“If everything you do is a success, I’m willing to bet you haven’t risked much.” – Ricky Van Veen
On Thursday, April 21, Ricky Van Veen (’03), a Wake Forest graduate and the co-founder of CollegeHumor, BustedTees, and Vimeo, joined Provost Rogan Kersh for a fireside chat in Broyhill Auditorium as part of the ICE Excellence Awards Celebration. After the informal conversation, Van Veen was presented with the Excellence in Entrepreneurship Award, which recognizes an individual who has demonstrated outstanding entrepreneurial spirit, creativity, achievement, and social responsibility. Van Veen’s success as an entrepreneur and innovator is an inspiration to students, faculty, and staff at Wake Forest University.
Van Veen shared his own entrepreneurial story with the students, faculty, and others in attendance. While working on his Information Systems degree as an undergraduate at Wake Forest University, he co-founded CollegeHumor in the Johnson basement in 1999. Since then, CollegeHumor has exploded into the largest comedy property on the internet and the most viewed comedy channel on YouTube. Van Veen also co-founded the hit video-sharing site, Vimeo, as well as BustedTees, one of the leading Internet based t-shirt brands. He is a pioneer in digital content development, production, and marketing, as well as brand management.
When asked what advice he would give to students, Van Veen explained the importance of taking risks. “If everything you do is a success, I’m willing to bet you haven’t risked much,” he said. Though Van Veen’s story is definitely one of entrepreneurial success, he explained that he has had his fair share of projects that did not work out. He encouraged students to consider the scalability and defensibility of their idea, but in the end, be willing to take the risk that is needed to become a success. Van Veen also encouraged students to take advantage of the resources they have available to them today as college students in order to start their own businesses: “It’s easier than ever to start a business in college. I started CollegeHumor in 1999, then the Dotcom Crash hit in 2001, but I had a safety net: my meal card,” he explained amidst laughs from the audience.
Van Veen reminded students to take advantage of their college careers to build the entrepreneurial skills that employers are looking for, whether they want to eventually start their own business or not. “Technology is obliterating a lot of jobs today, but it cannot obliterate the people who come up with ideas,” he said. “To come up with good ideas, you need a little knowledge from a lot of areas. That’s the benefit of a liberal arts education, so absorb as much as you can and take it all in.”

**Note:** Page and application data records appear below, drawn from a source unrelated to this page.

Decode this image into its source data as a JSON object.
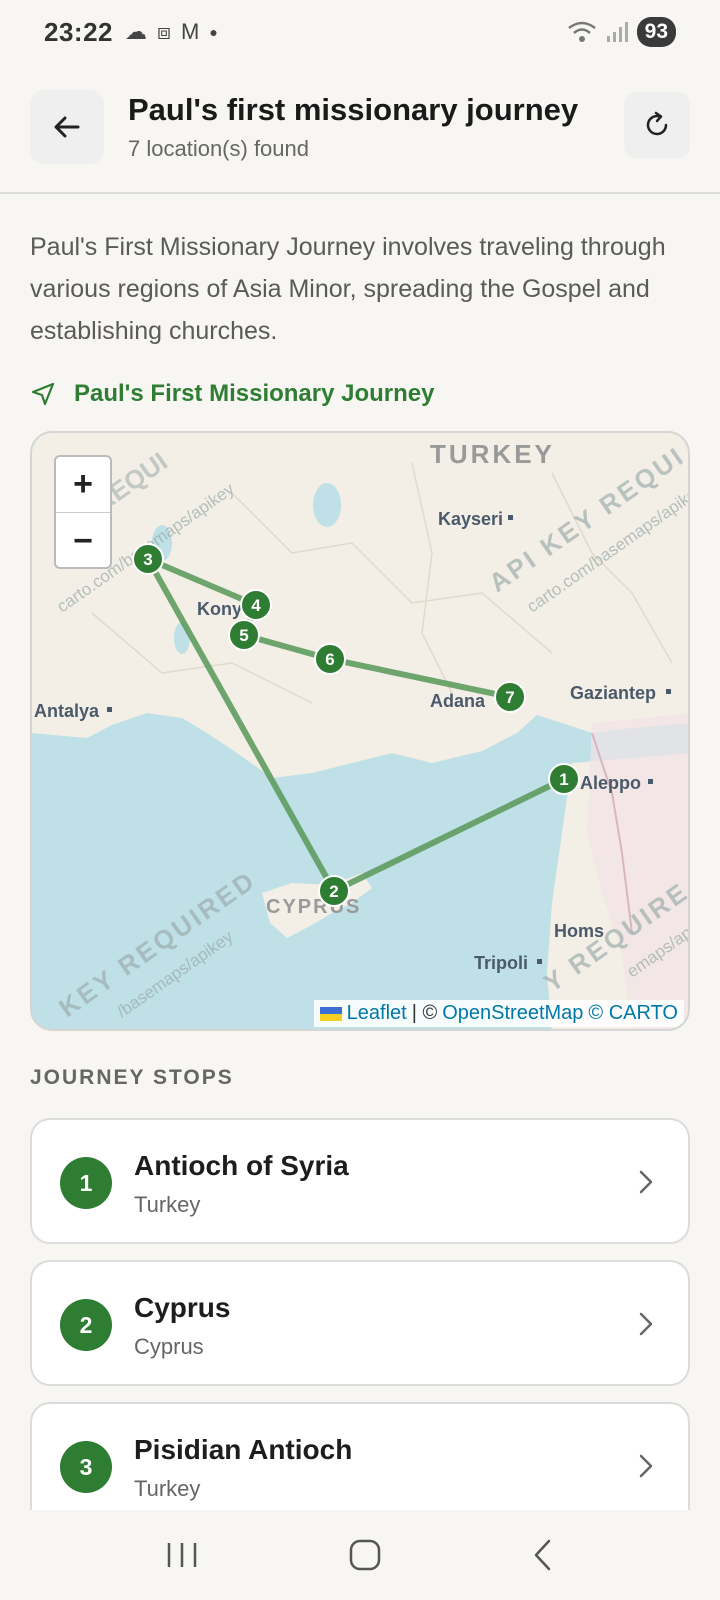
{
  "status": {
    "time": "23:22",
    "battery": "93"
  },
  "header": {
    "title": "Paul's first missionary journey",
    "subtitle": "7 location(s) found"
  },
  "description": "Paul's First Missionary Journey involves traveling through various regions of Asia Minor, spreading the Gospel and establishing churches.",
  "route": {
    "name": "Paul's First Missionary Journey",
    "color": "#2e7d32"
  },
  "map": {
    "zoom_in": "+",
    "zoom_out": "−",
    "labels": {
      "country": "TURKEY",
      "kayseri": "Kayseri",
      "konya": "Kony",
      "antalya": "Antalya",
      "adana": "Adana",
      "gaziantep": "Gaziantep",
      "aleppo": "Aleppo",
      "cyprus": "CYPRUS",
      "homs": "Homs",
      "tripoli": "Tripoli",
      "wm1": "API KEY REQUI",
      "wm2": "carto.com/basemaps/apikey",
      "wm3": "REQUI",
      "wm4": "carto.com/basemaps/apikey",
      "wm5": "KEY REQUIRED",
      "wm6": "/basemaps/apikey",
      "wm7": "Y REQUIRE",
      "wm8": "emaps/ap"
    },
    "markers": [
      "1",
      "2",
      "3",
      "4",
      "5",
      "6",
      "7"
    ],
    "attribution": {
      "leaflet": "Leaflet",
      "sep": "| ©",
      "osm": "OpenStreetMap",
      "carto": "© CARTO"
    }
  },
  "stops_heading": "JOURNEY STOPS",
  "stops": [
    {
      "num": "1",
      "name": "Antioch of Syria",
      "country": "Turkey"
    },
    {
      "num": "2",
      "name": "Cyprus",
      "country": "Cyprus"
    },
    {
      "num": "3",
      "name": "Pisidian Antioch",
      "country": "Turkey"
    }
  ]
}
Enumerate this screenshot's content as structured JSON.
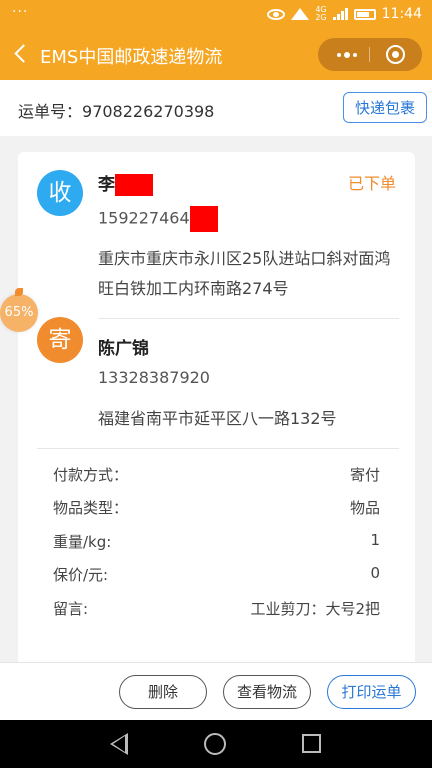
{
  "statusbar": {
    "dots": "···",
    "network_top": "4G",
    "network_bottom": "2G",
    "time": "11:44"
  },
  "navbar": {
    "title": "EMS中国邮政速递物流"
  },
  "waybill": {
    "label": "运单号：",
    "number": "9708226270398",
    "package_button": "快递包裹"
  },
  "receiver": {
    "avatar_char": "收",
    "name": "李",
    "phone": "159227464",
    "address": "重庆市重庆市永川区25队进站口斜对面鸿旺白铁加工内环南路274号"
  },
  "order_status": "已下单",
  "sender": {
    "avatar_char": "寄",
    "name": "陈广锦",
    "phone": "13328387920",
    "address": "福建省南平市延平区八一路132号"
  },
  "details": [
    {
      "key": "付款方式：",
      "value": "寄付"
    },
    {
      "key": "物品类型：",
      "value": "物品"
    },
    {
      "key": "重量/kg:",
      "value": "1"
    },
    {
      "key": "保价/元:",
      "value": "0"
    },
    {
      "key": "留言:",
      "value": "工业剪刀：大号2把"
    }
  ],
  "float_badge": "65%",
  "actions": {
    "delete": "删除",
    "track": "查看物流",
    "print": "打印运单"
  },
  "colors": {
    "brand": "#f5a623",
    "receiver_avatar": "#2eaaf0",
    "sender_avatar": "#f08c2e",
    "link_blue": "#2b78d6",
    "redaction": "#ff0000"
  }
}
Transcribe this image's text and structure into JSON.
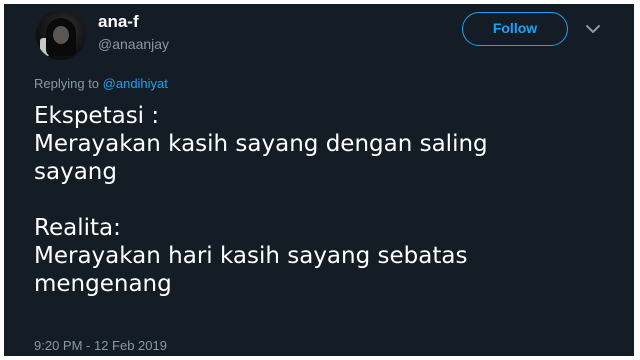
{
  "user": {
    "display_name": "ana-f",
    "handle": "@anaanjay",
    "avatar_icon": "profile-photo"
  },
  "header": {
    "follow_label": "Follow",
    "menu_icon": "chevron-down-icon"
  },
  "reply": {
    "prefix": "Replying to ",
    "mention": "@andihiyat"
  },
  "tweet": {
    "text": "Ekspetasi :\nMerayakan kasih sayang dengan saling\nsayang\n\nRealita:\nMerayakan hari kasih sayang sebatas\nmengenang",
    "timestamp": "9:20 PM - 12 Feb 2019"
  },
  "colors": {
    "background": "#141d26",
    "accent": "#1da1f2",
    "muted": "#8899a6",
    "text": "#ffffff"
  }
}
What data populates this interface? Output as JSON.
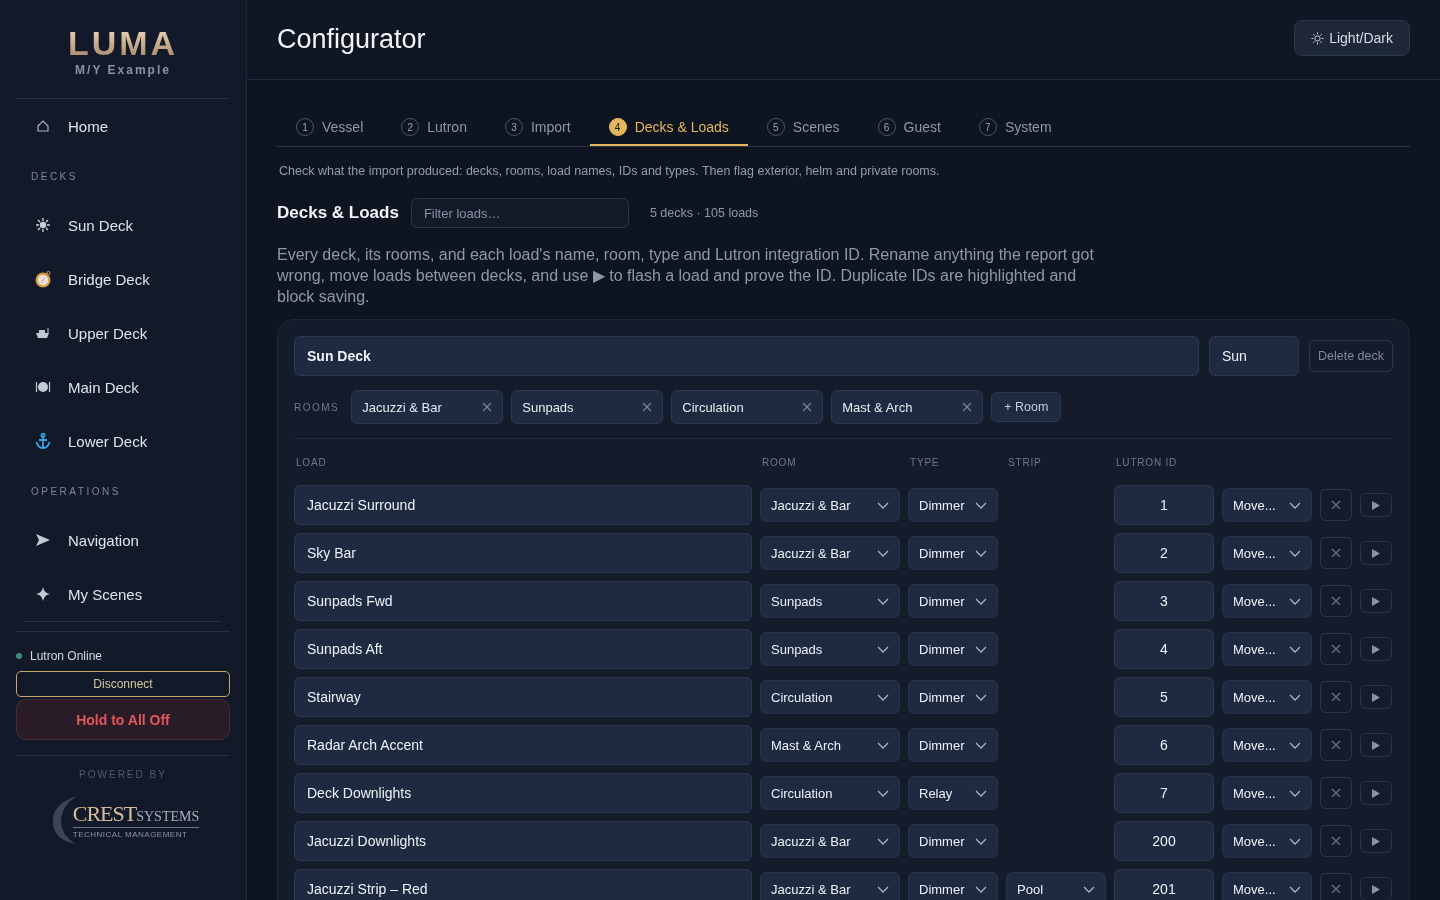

To learn more about the ICE Awards Celebration or other award winners, you can read WFU News’ coverage here.